After months of prepping and studying, this week saw the start of the FGASA level practical assessments. Finally it was time for the students to show off what they have learned over the past few months. The classroom and library has never seen so much activity as each night, the next day’s victims crammed every free inch of their brains with more information.
The cold morning air was interspersed with tension as the students bustled around the land rovers ensuring that the hot boxes were packed correctly, that vehicle checks had been done and the cars were spotless. ‘Guests’ were then herded into their chariots and pre briefings were given before setting off on their assessment drive. With winter fast approaching, most students were unrecognizable wrapped in layers of cold weather gear with buffs, beanies and gloves the order of the day!

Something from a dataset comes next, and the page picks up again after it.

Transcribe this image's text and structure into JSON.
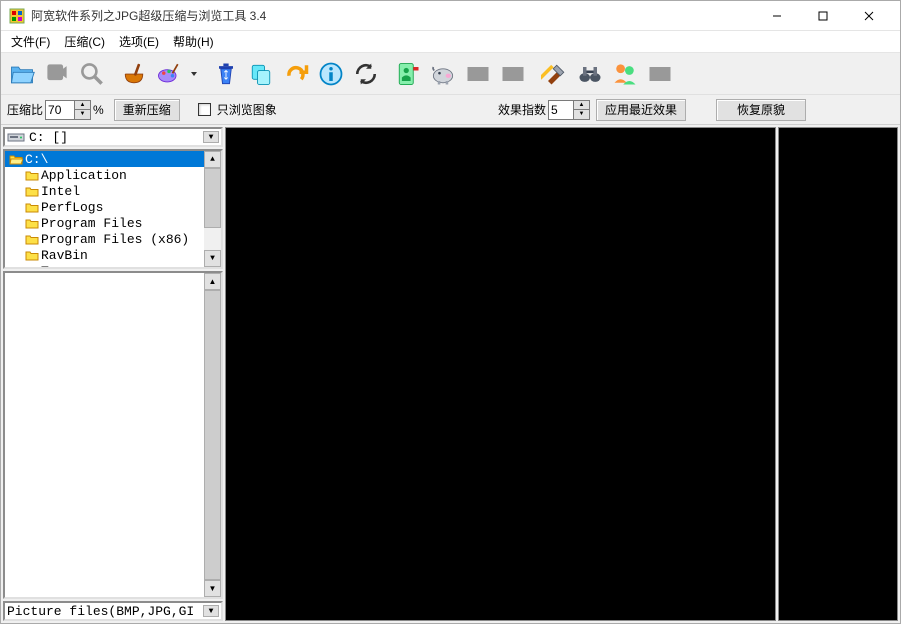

For 3 hours, each student had their moment in the spotlight. Everything from trees to tracks to birds and mammals were discussed as they did their best to give a professional game drive, with the added pressure of an assessor documenting the evidence as they went.
I am happy to report that all of the students did a great job and impressed the instructors with their ability to interpret their surroundings and give relevant and factually correct information. Many were able to deliver a guest experience that eclipsed the requirements for FGASA level 1 and this is a testament to their diligence and passion for the bush that has been evident throughout the course! As an assessor, there is something very emotional about watching students mature from complete amateurs into professional guides under your tutorage, and I can assure you that no one wanted them to succeed more than we did!!
The bush was kind to many and some great sightings of the marquis animals were enjoyed, including lion cubs, black rhino and even wild dogs! In the guiding world, there is no substitute for genuine passion. Anyone can pigeon learn facts and figures, but a good guide will show a true love of nature and those emotions are easily translated to their guests. Throughout the last week, we have all been impressed by their attitude more than anything else and I am confident that not only are we nurturing and training young guides for the industry, but that we are supplying it with guides whose passion and ethics WILL have an impact on the guests fortunate enough to spend time with them.
Now that the assessments are all but done however, the students have no time rest on their laurels.
Next week sees the start of the Trails Guide preparation where students will take the next step on their journey and immerse themselves further into this fascinating world as they take to the bush on foot. This is the best way to experience nature: without the noise of the engine and without the creature comforts that accompany it. To walk in silence through the bush is one of the most humbling and moving experiences that one can have and there is something inexplicably special to watch an elephant feeding or a giraffe drifting across the plains, blissfully unaware of your presence. This is how life used to be, before the advent of technology. It is a primal feeling and one that will change the lives of many of the students forever!
Bush greetings Ben & the Bushwise Team!